A wired controller that’s easy on the wallet — but is it worth your attention?
The Nintendo Switch — maybe as a byproduct of its… “unusual” control design scheme — is on track to having possibly the broadest selection of controller options of a current generation system. As innovative as the Joy-Cons are for games that utilize their features — such as ARMS — there’s a strong likelihood you’ll want a “normal” game pad for everything else. For fighting games, you need a control method that’s both comfortable and effective. If an arcade stick isn’t your weapon of choice — and HORI offers an excellent one — what pad should you look into? There’s a few choices, including Nintendo’s own Pro Controller. HORI sent us a sample of their lower-cost alternative: the HORIPAD. How does it shape up?
There are two ways to look at this controller: how effective an alternative it is to a basic “general use” game controller, and how effective it is for fighting games. This is Shoryuken, so we’re naturally going to primarily look at the HORIPAD’s merit as the latter. But first, some points of comparison between it and its higher-cost official Nintendo competitor:
- The Pro Controller uses a basic cross directional pad, as opposed to the Joy-Con’s separated buttons. The HORIPAD uses a removable cradled “rocking” cross d-pad that floats over four directional buttons, offering two different options (more details on that below).
- The Pro Controller is wireless, while the HORIPAD is wired, connecting via USB.
- Both sport similar analog stick and face/trigger button layouts, with slight difference in overall grip/shape.
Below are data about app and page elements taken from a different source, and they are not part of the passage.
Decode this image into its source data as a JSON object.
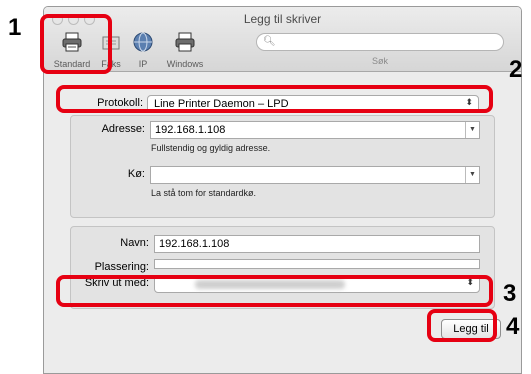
{
  "window": {
    "title": "Legg til skriver"
  },
  "toolbar": {
    "items": [
      {
        "label": "Standard",
        "icon": "printer-icon"
      },
      {
        "label": "Faks",
        "icon": "fax-icon"
      },
      {
        "label": "IP",
        "icon": "globe-icon"
      },
      {
        "label": "Windows",
        "icon": "windows-printer-icon"
      }
    ],
    "search_label": "Søk",
    "search_placeholder": ""
  },
  "form": {
    "protocol_label": "Protokoll:",
    "protocol_value": "Line Printer Daemon – LPD",
    "address_label": "Adresse:",
    "address_value": "192.168.1.108",
    "address_hint": "Fullstendig og gyldig adresse.",
    "queue_label": "Kø:",
    "queue_value": "",
    "queue_hint": "La stå tom for standardkø.",
    "name_label": "Navn:",
    "name_value": "192.168.1.108",
    "location_label": "Plassering:",
    "location_value": "",
    "print_with_label": "Skriv ut med:",
    "add_button": "Legg til"
  },
  "callouts": [
    "1",
    "2",
    "3",
    "4"
  ],
  "colors": {
    "callout": "#e60012",
    "window_bg": "#ececec"
  }
}
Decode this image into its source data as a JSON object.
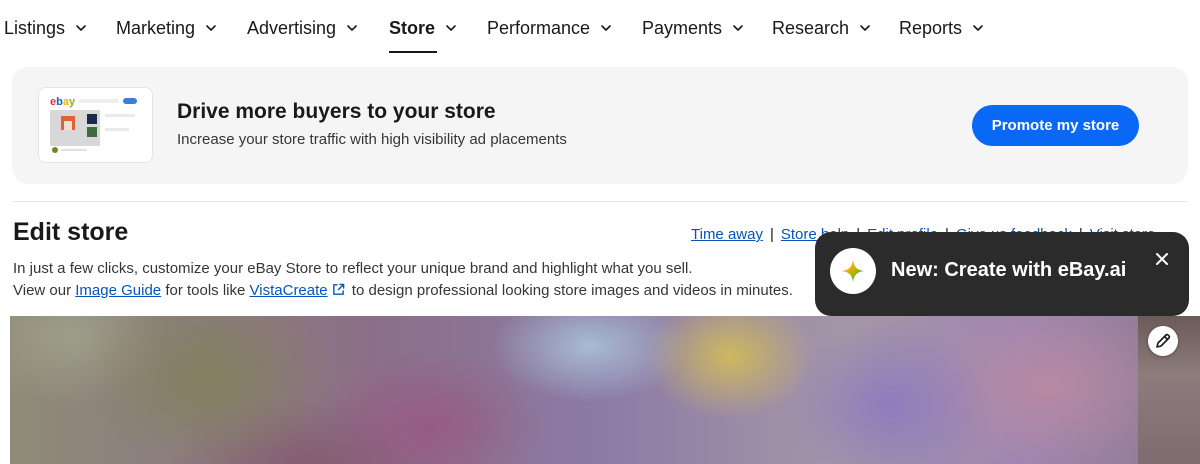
{
  "nav": {
    "items": [
      {
        "label": "Listings",
        "active": false
      },
      {
        "label": "Marketing",
        "active": false
      },
      {
        "label": "Advertising",
        "active": false
      },
      {
        "label": "Store",
        "active": true
      },
      {
        "label": "Performance",
        "active": false
      },
      {
        "label": "Payments",
        "active": false
      },
      {
        "label": "Research",
        "active": false
      },
      {
        "label": "Reports",
        "active": false
      }
    ],
    "chevron_icon": "chevron-down-icon"
  },
  "promo": {
    "title": "Drive more buyers to your store",
    "subtitle": "Increase your store traffic with high visibility ad placements",
    "button_label": "Promote my store",
    "thumb_logo": "ebay",
    "button_color": "#0968f6"
  },
  "edit_store": {
    "title": "Edit store",
    "links": [
      "Time away",
      "Store help",
      "Edit profile",
      "Give us feedback",
      "Visit store"
    ],
    "desc_line1": "In just a few clicks, customize your eBay Store to reflect your unique brand and highlight what you sell.",
    "desc_line2_prefix": "View our ",
    "image_guide_link": "Image Guide",
    "desc_line2_mid": " for tools like ",
    "vistacreate_link": "VistaCreate",
    "desc_line2_suffix": " to design professional looking store images and videos in minutes.",
    "link_color": "#0654ba"
  },
  "cover": {
    "edit_icon": "pencil-icon"
  },
  "tooltip": {
    "text": "New: Create with eBay.ai",
    "icon": "sparkle-icon",
    "close_icon": "close-icon",
    "background": "#2b2b2b"
  }
}
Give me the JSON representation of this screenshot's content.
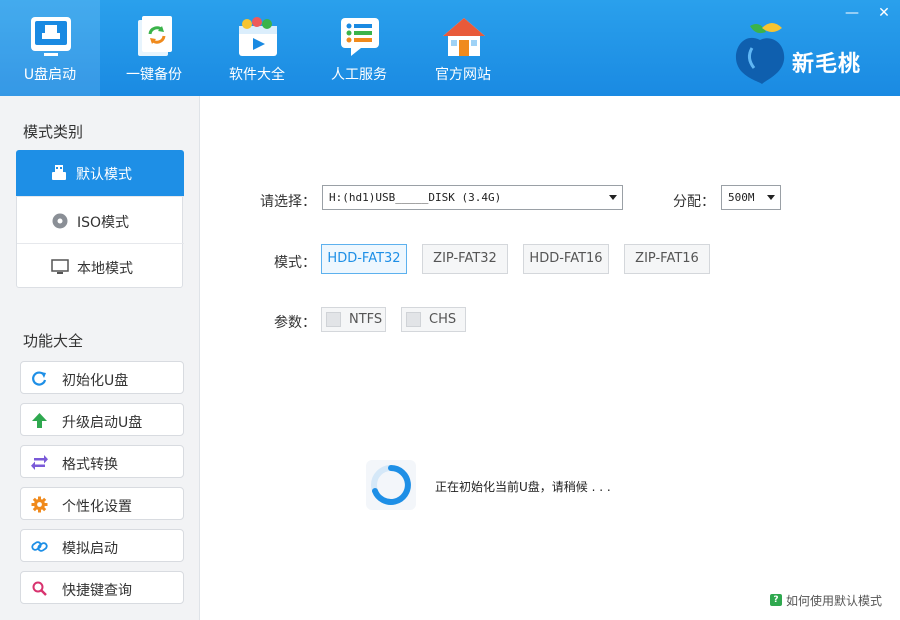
{
  "window": {
    "minimize_glyph": "—",
    "close_glyph": "✕"
  },
  "nav": {
    "tabs": [
      {
        "label": "U盘启动",
        "icon": "usb-boot-icon"
      },
      {
        "label": "一键备份",
        "icon": "backup-icon"
      },
      {
        "label": "软件大全",
        "icon": "software-icon"
      },
      {
        "label": "人工服务",
        "icon": "chat-service-icon"
      },
      {
        "label": "官方网站",
        "icon": "home-icon"
      }
    ],
    "active_index": 0
  },
  "brand": {
    "name": "新毛桃",
    "logo_icon": "peach-logo-icon"
  },
  "sidebar": {
    "mode_title": "模式类别",
    "modes": [
      {
        "label": "默认模式",
        "icon": "usb-drive-icon",
        "active": true
      },
      {
        "label": "ISO模式",
        "icon": "disc-icon",
        "active": false
      },
      {
        "label": "本地模式",
        "icon": "monitor-icon",
        "active": false
      }
    ],
    "function_title": "功能大全",
    "functions": [
      {
        "label": "初始化U盘",
        "icon": "refresh-icon"
      },
      {
        "label": "升级启动U盘",
        "icon": "upgrade-arrow-icon"
      },
      {
        "label": "格式转换",
        "icon": "swap-icon"
      },
      {
        "label": "个性化设置",
        "icon": "gear-icon"
      },
      {
        "label": "模拟启动",
        "icon": "link-icon"
      },
      {
        "label": "快捷键查询",
        "icon": "search-icon"
      }
    ]
  },
  "main": {
    "select_label": "请选择：",
    "disk_value": "H:(hd1)USB_____DISK (3.4G)",
    "alloc_label": "分配：",
    "alloc_value": "500M",
    "mode_label": "模式：",
    "mode_options": [
      "HDD-FAT32",
      "ZIP-FAT32",
      "HDD-FAT16",
      "ZIP-FAT16"
    ],
    "mode_selected": "HDD-FAT32",
    "param_label": "参数：",
    "params": [
      {
        "label": "NTFS",
        "checked": false
      },
      {
        "label": "CHS",
        "checked": false
      }
    ],
    "status_text": "正在初始化当前U盘，请稍候 . . .",
    "help_icon": "?",
    "help_link": "如何使用默认模式"
  },
  "colors": {
    "header_blue": "#1a8ae2",
    "active_blue": "#1e8fe6",
    "sidebar_bg": "#f2f3f5"
  }
}
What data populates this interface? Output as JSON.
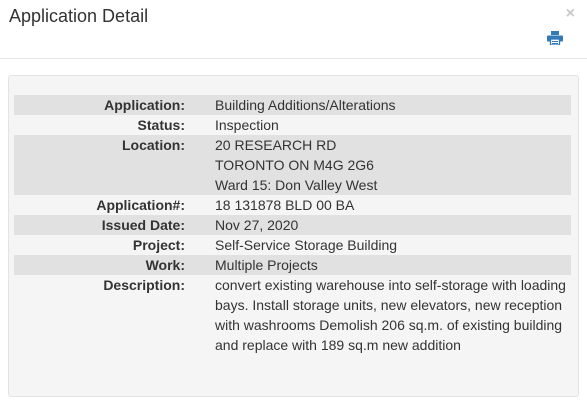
{
  "dialog": {
    "title": "Application Detail",
    "close_glyph": "×",
    "print_icon": "printer-icon",
    "colors": {
      "row_shade": "#e1e1e1",
      "panel_bg": "#f5f5f5",
      "icon": "#337ab7"
    }
  },
  "details": {
    "application": {
      "label": "Application:",
      "value": "Building Additions/Alterations"
    },
    "status": {
      "label": "Status:",
      "value": "Inspection"
    },
    "location": {
      "label": "Location:",
      "line1": "20 RESEARCH RD",
      "line2": "TORONTO ON M4G 2G6",
      "line3": "Ward 15: Don Valley West"
    },
    "application_number": {
      "label": "Application#:",
      "value": "18 131878 BLD 00 BA"
    },
    "issued_date": {
      "label": "Issued Date:",
      "value": "Nov 27, 2020"
    },
    "project": {
      "label": "Project:",
      "value": "Self-Service Storage Building"
    },
    "work": {
      "label": "Work:",
      "value": "Multiple Projects"
    },
    "description": {
      "label": "Description:",
      "value": "convert existing warehouse into self-storage with loading bays. Install storage units, new elevators, new reception with washrooms Demolish 206 sq.m. of existing building and replace with 189 sq.m new addition"
    }
  }
}
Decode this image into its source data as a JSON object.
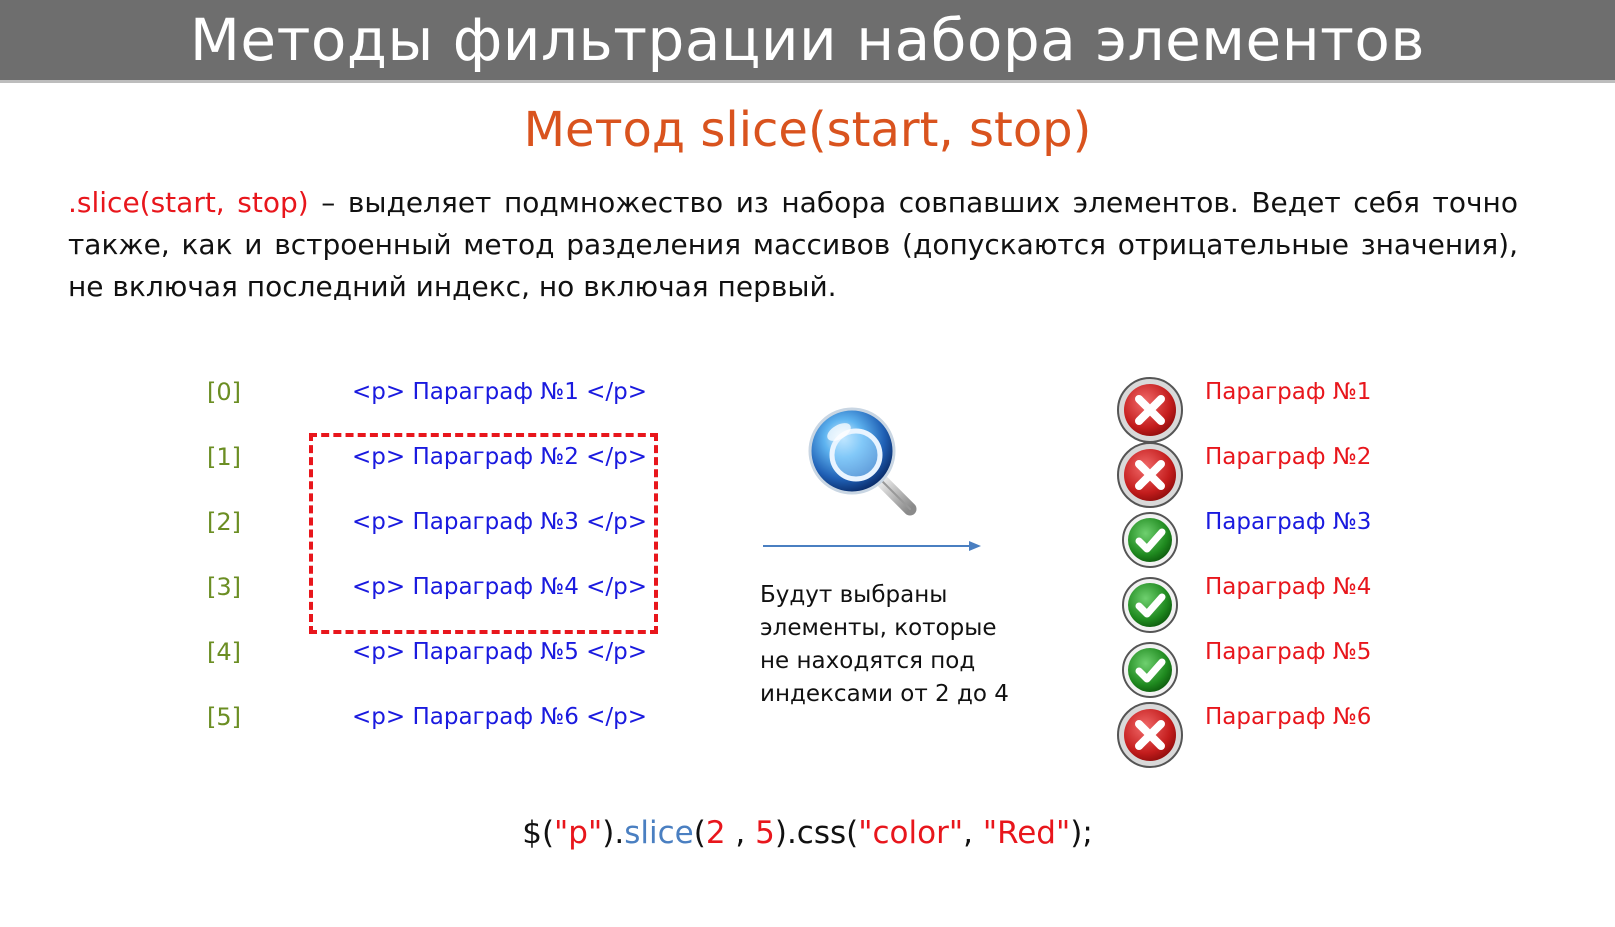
{
  "header": {
    "title": "Методы фильтрации набора элементов"
  },
  "subtitle": "Метод slice(start, stop)",
  "description": {
    "keyword": ".slice(start, stop)",
    "text": " – выделяет подмножество из набора совпавших элементов. Ведет себя точно также, как и встроенный метод разделения массивов (допускаются отрицательные значения), не включая последний индекс, но включая первый."
  },
  "source_list": {
    "indices": [
      "[0]",
      "[1]",
      "[2]",
      "[3]",
      "[4]",
      "[5]"
    ],
    "items": [
      "<p> Параграф №1 </p>",
      "<p> Параграф №2 </p>",
      "<p> Параграф №3 </p>",
      "<p> Параграф №4 </p>",
      "<p> Параграф №5 </p>",
      "<p> Параграф №6 </p>"
    ]
  },
  "note": "Будут выбраны элементы, которые не находятся под индексами от 2 до 4",
  "results": [
    {
      "label": "Параграф №1",
      "status": "cross-icon",
      "color": "#e8161c"
    },
    {
      "label": "Параграф №2",
      "status": "cross-icon",
      "color": "#e8161c"
    },
    {
      "label": "Параграф №3",
      "status": "check-icon",
      "color": "#1a1adf"
    },
    {
      "label": "Параграф №4",
      "status": "check-icon",
      "color": "#e8161c"
    },
    {
      "label": "Параграф №5",
      "status": "check-icon",
      "color": "#e8161c"
    },
    {
      "label": "Параграф №6",
      "status": "cross-icon",
      "color": "#e8161c"
    }
  ],
  "code_sample": {
    "p1": "$(",
    "sel": "\"p\"",
    "p2": ").",
    "fn": "slice",
    "p3": "(",
    "start": "2",
    "p4": " , ",
    "stop": "5",
    "p5": ").css(",
    "arg1": "\"color\"",
    "p6": ", ",
    "arg2": "\"Red\"",
    "p7": ");"
  },
  "colors": {
    "accent_orange": "#d9531e",
    "highlight_red": "#e8161c",
    "code_blue": "#1a1adf",
    "index_green": "#6b8e23",
    "header_gray": "#6e6e6e"
  }
}
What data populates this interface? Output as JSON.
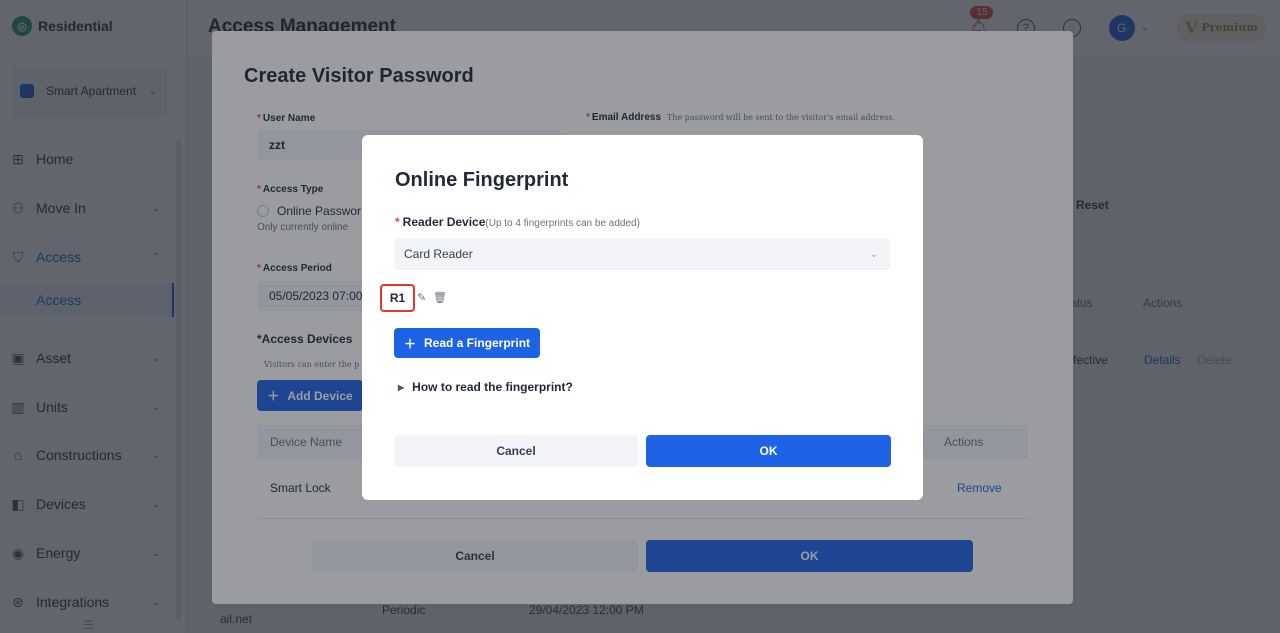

- The HORIPAD has a turbo function, the Pro Controller does not.
- The Pro Controller has vibration functions, the HORIPAD does not.
In terms of general performance, the HORIPAD actually offers a viable alternative to Nintendo’s pad: by trading off wireless and rumble options, you can get a very serviceable pad controller for roughly $40 USD less. I would recommend it as a possible option in that comparison. But — how does it hold up for fighters?
There are a number of concerns with the HORIPAD when it comes down to fighting game use. First: let’s consider the d-pad. If you’re happy using the analog stick for your fighting game inputs, this is a non-issue. But the d-pad itself sports some interesting design options — and a sort of split personality.
In its default state, the directional pad is a cross cradled with an outside rim, reminiscent of some classic-style gamepads. I found this version actually very comfortable for directional-input based execution, of the fireball/dragon punch variety (Ultra Street Fighter II: The Final Challengers used as reference). Combos or supers, no problem. However, I found the rocking action made charge inputs (like Sonic Booms, for example) rather more difficult. I found the d-pad very uncomfortable for Pokkén Tournament DX, for some reason; I ended up switching to using the analog stick instead.
This controller sports the option of removing this d-pad to reveal the four directional buttons underneath, similar to the Switch’s Joy-Con directional button configuration. This proved to be a non-option for me, though: I found the buttons harder to press, since they’re recessed into the controller body and ringed by the raised edge. This seems like an interesting design idea that unfortunately doesn’t pan out in practice.
The face buttons worked just fine, at least, as did the upper set of triggers. The travel on the lower triggers felt too loose for me to be ideal for a digital-input fighter. I did find the controller’s overall shape to be pretty comfortable to hold and play on, and the lack of a battery/rumble helps keep it lightweight. The turbo function works great — it’s set up and operates pretty much exactly like it does on the RAP fightstick series — but that has pretty limited application to a serious fighting game player. So, in terms of overall effectiveness as a fighting game controller, the HORIPAD averaged out to be a mixed bag of good and bad options.
I wasn’t really very impressed with the HORIPAD, but after some hands-on time with the controller it does turn out to have some utility. While it risks becoming that cheap extra controller at a friend’s house that nobody wants to use but guests get stuck with, it does ultimately offer a decent pad for the price. For those interested, you can grab one for $29.99 USD (have a look at HORI’s site, or Amazon). However, with better pad options like the Pokkén Tournament DX Pro Pad (which is perfectly suited to fighting games, and actually a shave cheaper) or a HORI Fighting Commander (with the help of a Brook converter), the HORIPAD fails to warrant serious attention from fighting game fans.
- Comfortable grip, face buttons & analog sticks are comfortable and responsive.
- One of the lowest-priced control pads available for the Nintendo Switch.
- Wired connection reduces weight, eliminates battery/connectivity issues.
- Directional pad can be awkward for certain fighting game inputs; upper trigger buttons also not fighting-ideal.
- Secondary d-pad option is very awkward to play on.
- No vibration feature.